This tall volcano is commonly obscured by clouds and scientists are then forced to rely on seismicity detected by the monitoring network to define the number of "daily exhalations." Daily exhalations during the week of 5-11 November 2003 typically stood at ~5. By comparison, during March 1996 the daily exhalations reached ~180. Other monitored parameters during 5-11 November also indicated relative stability. Scientists also consider the energy released by the exhalation-related seismicity, and not surprisingly, this also stood much higher during mid-1996. A 17 October 2003 flight over the volcano allowed scientists to see into the crater; the crater floor looked comparatively flat, without signs of a rising dome. Good visibility on 6 November brought little sign of fumarolic steam rising from the volcano. No aviation ash advisories were issued for Popocatépetl during this week.
Sources: Centro Nacional de Prevencion de Desastres (CENAPRED), Washington Volcanic Ash Advisory Center (VAAC)
Report for Reventador
Many unconsolidated deposits remain on Reventador's flanks following its sudden eruption on 3 November 2002, and strong rain fell there during 7 and 9 November 2003. During those days seismometers recorded signals interpreted as lahars.

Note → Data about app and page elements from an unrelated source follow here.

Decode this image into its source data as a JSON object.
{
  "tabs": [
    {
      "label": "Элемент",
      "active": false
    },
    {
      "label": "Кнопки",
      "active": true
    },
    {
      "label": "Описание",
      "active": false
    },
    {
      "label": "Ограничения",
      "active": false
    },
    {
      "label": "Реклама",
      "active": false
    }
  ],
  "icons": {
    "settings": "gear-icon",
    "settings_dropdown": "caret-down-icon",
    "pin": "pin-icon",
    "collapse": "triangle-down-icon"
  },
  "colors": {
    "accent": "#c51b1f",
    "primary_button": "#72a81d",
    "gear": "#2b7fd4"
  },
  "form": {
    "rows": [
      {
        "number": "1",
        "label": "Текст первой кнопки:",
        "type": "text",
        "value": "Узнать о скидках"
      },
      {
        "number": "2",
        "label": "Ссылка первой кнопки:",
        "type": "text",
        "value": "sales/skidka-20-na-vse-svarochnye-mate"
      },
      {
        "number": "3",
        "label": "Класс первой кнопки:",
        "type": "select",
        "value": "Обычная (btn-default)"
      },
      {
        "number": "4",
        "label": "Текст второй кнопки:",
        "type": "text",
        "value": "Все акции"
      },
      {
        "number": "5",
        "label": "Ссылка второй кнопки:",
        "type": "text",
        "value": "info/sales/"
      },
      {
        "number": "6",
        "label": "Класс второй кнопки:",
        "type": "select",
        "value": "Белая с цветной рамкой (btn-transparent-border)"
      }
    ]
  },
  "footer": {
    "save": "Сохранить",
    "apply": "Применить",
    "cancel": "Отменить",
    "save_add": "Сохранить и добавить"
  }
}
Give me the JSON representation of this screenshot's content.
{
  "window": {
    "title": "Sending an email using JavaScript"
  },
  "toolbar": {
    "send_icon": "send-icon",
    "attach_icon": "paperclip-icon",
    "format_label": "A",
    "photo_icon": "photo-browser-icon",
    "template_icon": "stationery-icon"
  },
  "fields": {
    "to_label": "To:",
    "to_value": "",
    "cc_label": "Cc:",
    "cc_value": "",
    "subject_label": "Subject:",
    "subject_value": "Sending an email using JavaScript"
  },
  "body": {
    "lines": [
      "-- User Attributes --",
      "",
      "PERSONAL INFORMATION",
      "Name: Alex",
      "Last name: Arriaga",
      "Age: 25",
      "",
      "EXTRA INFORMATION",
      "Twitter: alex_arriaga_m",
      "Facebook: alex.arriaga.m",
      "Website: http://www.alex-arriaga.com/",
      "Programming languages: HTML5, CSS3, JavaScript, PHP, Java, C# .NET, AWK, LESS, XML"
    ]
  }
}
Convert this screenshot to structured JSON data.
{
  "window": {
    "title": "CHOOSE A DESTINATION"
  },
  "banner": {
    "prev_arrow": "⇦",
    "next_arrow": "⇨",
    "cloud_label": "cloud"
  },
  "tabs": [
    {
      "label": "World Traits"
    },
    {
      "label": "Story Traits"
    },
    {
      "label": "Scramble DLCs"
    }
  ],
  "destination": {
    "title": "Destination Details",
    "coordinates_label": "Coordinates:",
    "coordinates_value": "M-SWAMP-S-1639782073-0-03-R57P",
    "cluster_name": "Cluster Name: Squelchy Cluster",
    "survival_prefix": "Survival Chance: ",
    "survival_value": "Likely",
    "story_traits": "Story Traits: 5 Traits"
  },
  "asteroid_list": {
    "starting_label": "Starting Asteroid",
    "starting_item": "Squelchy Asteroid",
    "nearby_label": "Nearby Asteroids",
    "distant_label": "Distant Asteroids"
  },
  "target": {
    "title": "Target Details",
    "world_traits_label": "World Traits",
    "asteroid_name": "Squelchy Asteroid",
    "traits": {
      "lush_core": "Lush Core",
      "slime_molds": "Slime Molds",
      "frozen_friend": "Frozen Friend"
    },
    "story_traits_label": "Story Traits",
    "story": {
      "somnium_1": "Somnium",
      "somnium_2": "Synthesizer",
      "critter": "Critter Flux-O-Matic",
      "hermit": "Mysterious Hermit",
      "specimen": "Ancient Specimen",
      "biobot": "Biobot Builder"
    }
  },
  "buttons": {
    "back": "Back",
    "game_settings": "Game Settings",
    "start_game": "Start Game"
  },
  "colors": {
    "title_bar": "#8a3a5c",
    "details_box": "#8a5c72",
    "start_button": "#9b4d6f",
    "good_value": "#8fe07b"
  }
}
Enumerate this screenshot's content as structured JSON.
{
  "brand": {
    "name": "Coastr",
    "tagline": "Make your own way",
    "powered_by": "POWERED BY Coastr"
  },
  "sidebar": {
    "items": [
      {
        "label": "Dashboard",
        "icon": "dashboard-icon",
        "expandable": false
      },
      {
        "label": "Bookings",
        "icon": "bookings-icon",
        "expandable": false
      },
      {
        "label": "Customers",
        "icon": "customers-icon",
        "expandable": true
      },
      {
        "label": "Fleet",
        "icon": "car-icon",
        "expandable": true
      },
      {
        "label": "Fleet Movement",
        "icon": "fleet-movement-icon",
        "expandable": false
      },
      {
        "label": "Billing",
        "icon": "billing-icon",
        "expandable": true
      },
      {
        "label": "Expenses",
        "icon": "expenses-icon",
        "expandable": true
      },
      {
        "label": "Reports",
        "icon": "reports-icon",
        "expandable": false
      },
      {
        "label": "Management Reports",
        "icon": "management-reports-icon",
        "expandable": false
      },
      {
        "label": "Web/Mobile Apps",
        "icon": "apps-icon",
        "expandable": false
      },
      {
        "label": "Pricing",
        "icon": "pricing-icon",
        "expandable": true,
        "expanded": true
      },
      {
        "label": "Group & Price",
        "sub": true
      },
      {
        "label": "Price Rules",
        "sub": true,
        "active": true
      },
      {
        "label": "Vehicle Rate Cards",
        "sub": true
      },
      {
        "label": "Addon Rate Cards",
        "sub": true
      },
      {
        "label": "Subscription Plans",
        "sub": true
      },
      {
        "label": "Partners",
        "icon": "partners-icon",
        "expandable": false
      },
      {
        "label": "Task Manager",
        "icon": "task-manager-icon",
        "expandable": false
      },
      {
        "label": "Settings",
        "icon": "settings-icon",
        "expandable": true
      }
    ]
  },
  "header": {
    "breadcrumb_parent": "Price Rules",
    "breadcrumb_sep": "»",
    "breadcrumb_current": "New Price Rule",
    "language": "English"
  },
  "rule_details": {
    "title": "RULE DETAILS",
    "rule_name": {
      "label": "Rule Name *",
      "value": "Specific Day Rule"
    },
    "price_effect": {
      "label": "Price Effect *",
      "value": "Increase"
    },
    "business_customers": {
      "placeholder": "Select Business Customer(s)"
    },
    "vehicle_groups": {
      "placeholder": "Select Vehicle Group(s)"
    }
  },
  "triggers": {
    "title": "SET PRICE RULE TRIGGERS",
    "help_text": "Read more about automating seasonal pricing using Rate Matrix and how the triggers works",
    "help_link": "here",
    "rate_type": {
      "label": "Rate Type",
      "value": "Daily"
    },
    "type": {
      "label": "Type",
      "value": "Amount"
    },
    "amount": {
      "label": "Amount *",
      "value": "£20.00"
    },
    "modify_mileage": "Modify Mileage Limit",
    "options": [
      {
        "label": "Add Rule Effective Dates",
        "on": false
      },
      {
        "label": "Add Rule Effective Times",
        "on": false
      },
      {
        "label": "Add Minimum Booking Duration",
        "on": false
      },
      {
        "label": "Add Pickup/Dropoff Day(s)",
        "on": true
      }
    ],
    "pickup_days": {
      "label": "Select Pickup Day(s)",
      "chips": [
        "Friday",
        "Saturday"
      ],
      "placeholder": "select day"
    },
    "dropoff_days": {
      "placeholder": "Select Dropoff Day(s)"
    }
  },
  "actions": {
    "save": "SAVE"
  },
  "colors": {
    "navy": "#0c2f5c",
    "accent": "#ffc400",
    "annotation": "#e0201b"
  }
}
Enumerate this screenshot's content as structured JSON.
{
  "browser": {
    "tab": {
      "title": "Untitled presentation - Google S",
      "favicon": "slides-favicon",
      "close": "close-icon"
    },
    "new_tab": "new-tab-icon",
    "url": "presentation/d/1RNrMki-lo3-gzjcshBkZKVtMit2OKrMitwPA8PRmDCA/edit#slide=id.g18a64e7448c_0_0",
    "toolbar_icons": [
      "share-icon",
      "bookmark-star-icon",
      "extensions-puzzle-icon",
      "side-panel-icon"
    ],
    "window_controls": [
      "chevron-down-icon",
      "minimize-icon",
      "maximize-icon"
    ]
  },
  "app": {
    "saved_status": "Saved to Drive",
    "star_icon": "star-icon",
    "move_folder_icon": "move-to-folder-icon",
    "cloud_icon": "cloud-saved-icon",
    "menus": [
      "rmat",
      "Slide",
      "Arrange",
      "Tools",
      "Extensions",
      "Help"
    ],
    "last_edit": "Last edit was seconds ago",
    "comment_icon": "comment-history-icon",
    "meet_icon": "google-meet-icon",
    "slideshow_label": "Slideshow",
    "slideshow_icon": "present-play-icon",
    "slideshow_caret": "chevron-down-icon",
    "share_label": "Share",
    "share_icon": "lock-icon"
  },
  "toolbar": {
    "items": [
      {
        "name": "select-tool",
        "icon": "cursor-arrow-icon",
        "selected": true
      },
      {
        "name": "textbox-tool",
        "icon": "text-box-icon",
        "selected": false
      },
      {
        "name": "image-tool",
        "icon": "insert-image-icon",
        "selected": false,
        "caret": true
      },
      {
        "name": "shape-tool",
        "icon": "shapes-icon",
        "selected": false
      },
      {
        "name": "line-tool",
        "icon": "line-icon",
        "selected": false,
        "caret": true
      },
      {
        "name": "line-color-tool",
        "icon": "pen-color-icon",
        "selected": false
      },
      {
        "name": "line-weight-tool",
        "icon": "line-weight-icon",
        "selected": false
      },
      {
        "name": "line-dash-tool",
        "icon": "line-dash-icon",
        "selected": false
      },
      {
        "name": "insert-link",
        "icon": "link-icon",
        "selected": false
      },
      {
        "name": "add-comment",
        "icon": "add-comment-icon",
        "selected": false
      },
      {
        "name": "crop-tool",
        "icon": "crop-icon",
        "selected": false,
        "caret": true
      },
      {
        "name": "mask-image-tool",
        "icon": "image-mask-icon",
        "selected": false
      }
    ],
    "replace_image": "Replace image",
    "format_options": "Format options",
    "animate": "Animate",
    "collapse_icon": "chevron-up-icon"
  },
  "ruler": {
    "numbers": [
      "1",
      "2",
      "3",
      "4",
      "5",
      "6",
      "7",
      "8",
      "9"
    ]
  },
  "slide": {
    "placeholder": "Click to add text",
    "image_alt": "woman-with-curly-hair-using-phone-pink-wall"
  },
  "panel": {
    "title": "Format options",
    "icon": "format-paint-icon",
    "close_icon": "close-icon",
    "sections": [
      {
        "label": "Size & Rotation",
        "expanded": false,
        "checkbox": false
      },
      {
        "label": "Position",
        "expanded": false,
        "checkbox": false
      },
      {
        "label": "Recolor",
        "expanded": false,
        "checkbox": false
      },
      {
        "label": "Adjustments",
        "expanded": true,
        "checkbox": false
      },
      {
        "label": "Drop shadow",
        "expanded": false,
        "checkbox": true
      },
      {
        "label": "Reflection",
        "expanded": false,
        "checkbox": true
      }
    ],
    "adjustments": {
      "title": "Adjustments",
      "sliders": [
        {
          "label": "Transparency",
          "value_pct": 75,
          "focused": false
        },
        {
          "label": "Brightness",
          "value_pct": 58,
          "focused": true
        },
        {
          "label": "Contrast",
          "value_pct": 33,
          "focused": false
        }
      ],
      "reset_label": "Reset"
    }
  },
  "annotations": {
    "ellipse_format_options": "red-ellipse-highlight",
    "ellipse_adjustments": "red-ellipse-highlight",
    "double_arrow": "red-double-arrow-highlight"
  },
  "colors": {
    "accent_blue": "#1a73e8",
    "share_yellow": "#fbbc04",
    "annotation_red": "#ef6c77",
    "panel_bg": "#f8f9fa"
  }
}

In addition, after these signals diminished, the seismometers detected the more subtle signals of tremor. Multiple volcanic earthquakes per day also occurred.
Source: Instituto Geofísico-Escuela Politécnica Nacional (IG)
Report for Stromboli
According to aviation reports from the U.S. Air Force, the web camera at Stromboli captured light ash emissions on 7 and 11 November. In both cases plumes rose to ~2.5 km a.s.l.
Source: Sezione di Catania - Osservatorio Etneo (INGV)
Report for Tungurahua
Tungurahua maintained a generally low level of activity, with occasional plumes (often ash-poor) rising to less than 1 km above the summit. In contrast, a few ash-bearing emissions occurred. For example, on 5, 6, and 7 November there were ash falls of low intensity in the volcano's eastern sector. On the 6th two larger than average explosions were recorded seismically, one associated with an ash column rising to 2 km a.s.l. On the latter day there was also a modest. During this week, tremor represented a key seismic signal, with relatively few earthquakes.
Sources: Instituto Geofísico-Escuela Politécnica Nacional (IG), Washington Volcanic Ash Advisory Center (VAAC)